◆ **TASK DATA**:
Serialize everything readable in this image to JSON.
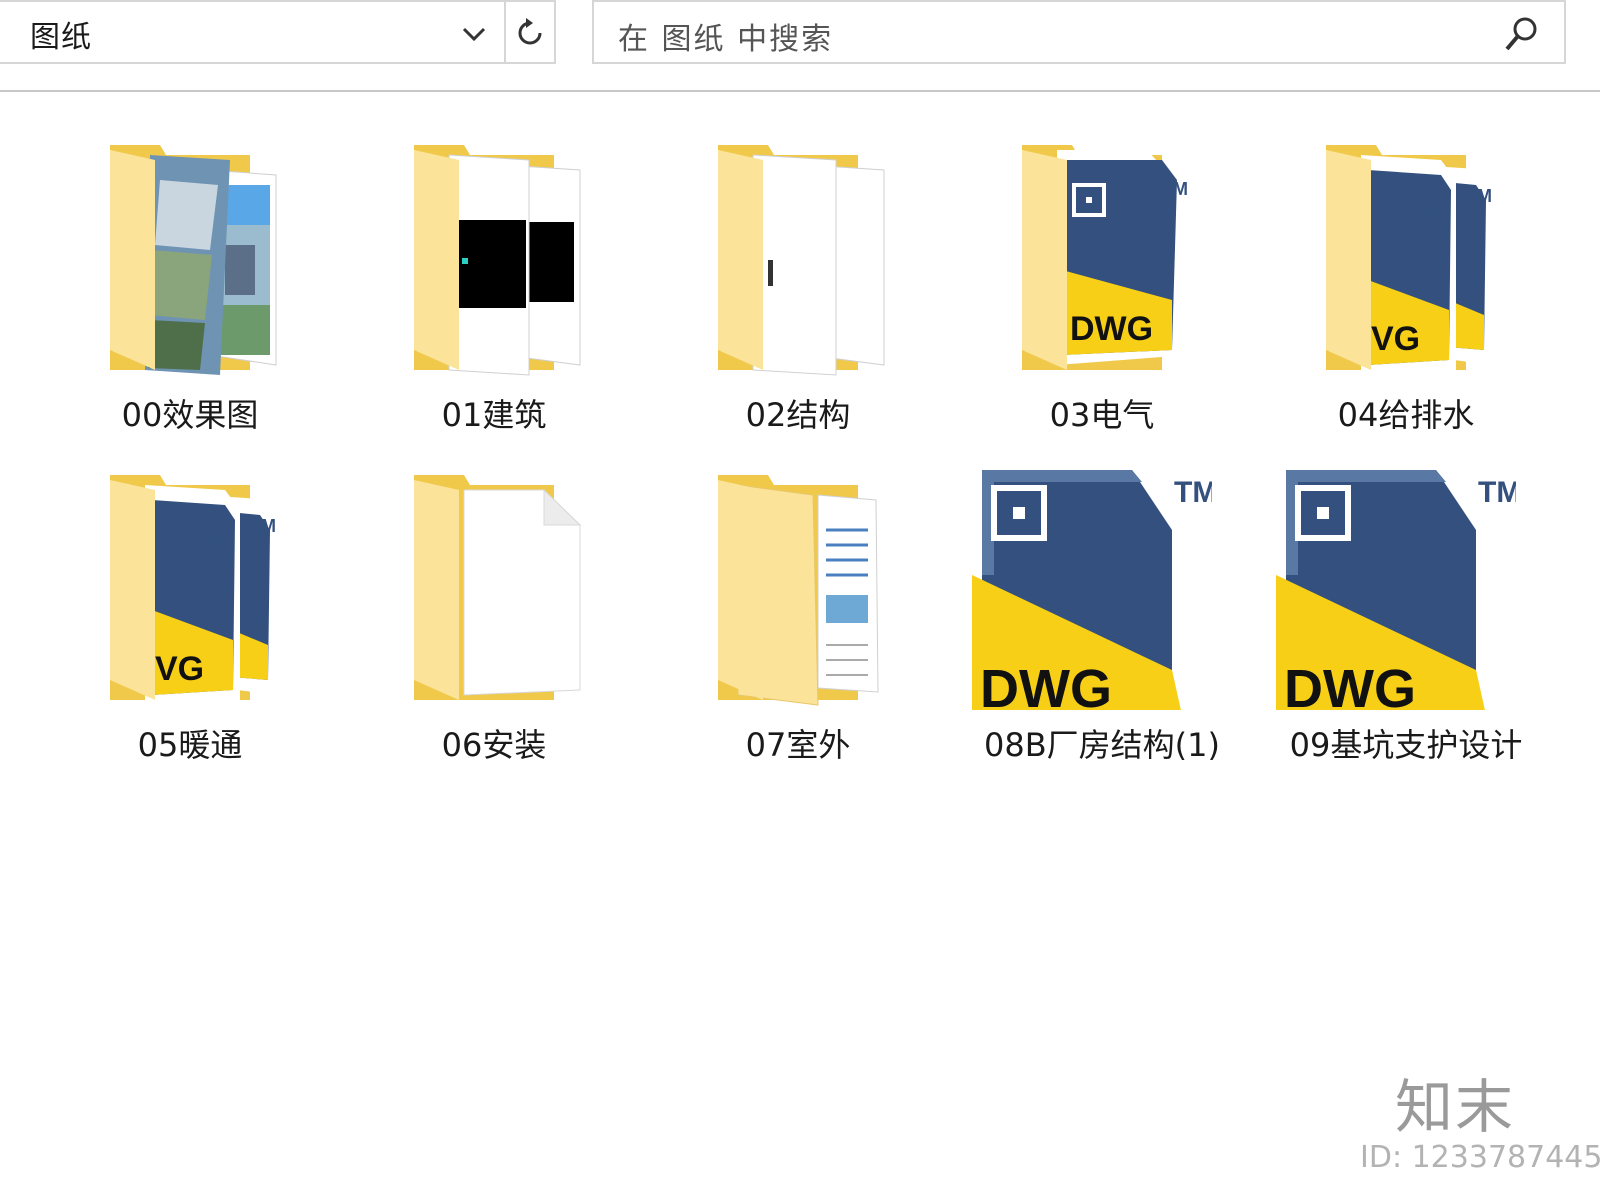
{
  "address_bar": {
    "path": "图纸",
    "dropdown_icon": "chevron-down-icon",
    "refresh_icon": "refresh-icon"
  },
  "search": {
    "placeholder": "在 图纸 中搜索",
    "icon": "search-icon"
  },
  "items": [
    {
      "name": "00效果图",
      "thumbnail": "folder-photo"
    },
    {
      "name": "01建筑",
      "thumbnail": "folder-drawings"
    },
    {
      "name": "02结构",
      "thumbnail": "folder-blank-pages"
    },
    {
      "name": "03电气",
      "thumbnail": "folder-dwg"
    },
    {
      "name": "04给排水",
      "thumbnail": "folder-dwg-double"
    },
    {
      "name": "05暖通",
      "thumbnail": "folder-dwg-double"
    },
    {
      "name": "06安装",
      "thumbnail": "folder-document"
    },
    {
      "name": "07室外",
      "thumbnail": "folder-documents"
    },
    {
      "name": "08B厂房结构(1)",
      "thumbnail": "dwg-file"
    },
    {
      "name": "09基坑支护设计",
      "thumbnail": "dwg-file"
    }
  ],
  "watermark": {
    "brand": "知末",
    "id": "ID: 1233787445"
  },
  "colors": {
    "folder_back": "#f0c94a",
    "folder_front": "#fbe39a",
    "dwg_navy": "#33507e",
    "dwg_yellow": "#f6cf16"
  }
}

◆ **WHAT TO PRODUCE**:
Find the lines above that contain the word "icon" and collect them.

◆ **EXERCISE OUTPUT**:
    "dropdown_icon": "chevron-down-icon",
    "refresh_icon": "refresh-icon"
    "icon": "search-icon"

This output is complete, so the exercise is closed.